A 2013 study into future needs for hospice services has highlighted the ‘escalating demand’ for palliative care that an ageing population will create.
Hospice charities, including Rennie Grove Hospice Care, have chosen Hospice Care Week, which runs from today, to highlight the coming growth in demand, and to stress the importance of local planning for the surge in patient numbers.
Sue Varvel, director of nursing and clinical services at Rennie Grove, and current chair of Buckinghamshire Palliative Care Provider Board, said: “We know that in the next few years there will be a significant rise in the numbers of people needing palliative care.
“Many of these people will be living into their ninth and tenth decades, often with complex health conditions. They will need high quality palliative care as they approach the end of life.
“Care providers need to work closely with local Clinical Commissioning Groups to secure as much funding as possible for palliative care services. ”
The annual number of deaths in the UK has been steadying in recent years, but will start to rise in 2015, according to national projections. At the same time, the statistics point to a ‘dramatic increase’ in the number of older people in the UK, and a corresponding sharp rise in demand for hospice and other palliative care services.
Rennie Grove chairman of trustees, Stephen Spiro said: “These predictions match our own experience. Demand for our hospice at home and day hospice services continues to grow each year, and our nurses are looking after patients who are living longer with increasingly complex illnesses.
“However, the annual growth in patient referrals slowed a little last year and this matches the current national picture of a falling death rate. The number of deaths in the UK is set to start rising in 2015, and that’s when we expect to face the beginning of a period of dramatically increased need for our services.”

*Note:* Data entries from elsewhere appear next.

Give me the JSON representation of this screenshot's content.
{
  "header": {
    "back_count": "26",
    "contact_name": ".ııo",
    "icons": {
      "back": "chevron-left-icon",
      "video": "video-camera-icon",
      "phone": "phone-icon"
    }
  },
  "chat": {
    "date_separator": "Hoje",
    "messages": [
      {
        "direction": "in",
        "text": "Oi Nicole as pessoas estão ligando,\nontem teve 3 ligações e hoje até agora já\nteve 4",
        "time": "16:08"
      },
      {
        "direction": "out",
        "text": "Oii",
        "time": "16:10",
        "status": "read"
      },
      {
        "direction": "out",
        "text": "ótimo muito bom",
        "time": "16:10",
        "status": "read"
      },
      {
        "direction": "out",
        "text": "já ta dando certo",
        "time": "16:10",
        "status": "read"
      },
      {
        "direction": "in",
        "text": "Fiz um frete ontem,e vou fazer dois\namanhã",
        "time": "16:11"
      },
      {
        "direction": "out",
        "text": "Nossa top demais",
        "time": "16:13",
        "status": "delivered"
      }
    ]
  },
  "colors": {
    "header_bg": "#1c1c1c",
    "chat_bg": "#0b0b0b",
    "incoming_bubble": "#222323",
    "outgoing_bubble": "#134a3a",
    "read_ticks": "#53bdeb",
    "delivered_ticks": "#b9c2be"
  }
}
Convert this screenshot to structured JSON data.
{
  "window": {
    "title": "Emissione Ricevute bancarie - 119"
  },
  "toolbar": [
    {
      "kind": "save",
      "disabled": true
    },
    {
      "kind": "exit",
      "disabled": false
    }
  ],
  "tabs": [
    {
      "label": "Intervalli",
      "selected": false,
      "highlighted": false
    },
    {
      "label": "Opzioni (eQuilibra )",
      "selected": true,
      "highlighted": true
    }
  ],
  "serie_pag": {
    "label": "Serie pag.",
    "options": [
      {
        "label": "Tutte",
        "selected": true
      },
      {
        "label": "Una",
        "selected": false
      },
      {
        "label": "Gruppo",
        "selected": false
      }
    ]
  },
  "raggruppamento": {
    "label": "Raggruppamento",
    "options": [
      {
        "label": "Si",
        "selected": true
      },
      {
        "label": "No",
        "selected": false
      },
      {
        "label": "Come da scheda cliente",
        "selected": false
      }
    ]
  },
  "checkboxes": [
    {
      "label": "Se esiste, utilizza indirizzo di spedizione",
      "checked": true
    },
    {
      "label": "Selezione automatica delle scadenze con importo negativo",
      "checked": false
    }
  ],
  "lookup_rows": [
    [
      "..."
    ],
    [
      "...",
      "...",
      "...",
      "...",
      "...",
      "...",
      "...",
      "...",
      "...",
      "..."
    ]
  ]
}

Rennie Grove seeks to enable people with life-limiting illnesses to remain at home with their families for as long as possible, and avoid unnecessary hospital admissions.
Sue added: “Most people, when asked, say they would prefer to die at home, but, sadly, across the country that aspiration is not matched by experience. At Rennie Grove, our 24-hour on-call hospice at home service enables 65 per cent of our patients to die at home. However, across the nation as a whole, the number of people dying at home is only 25%.”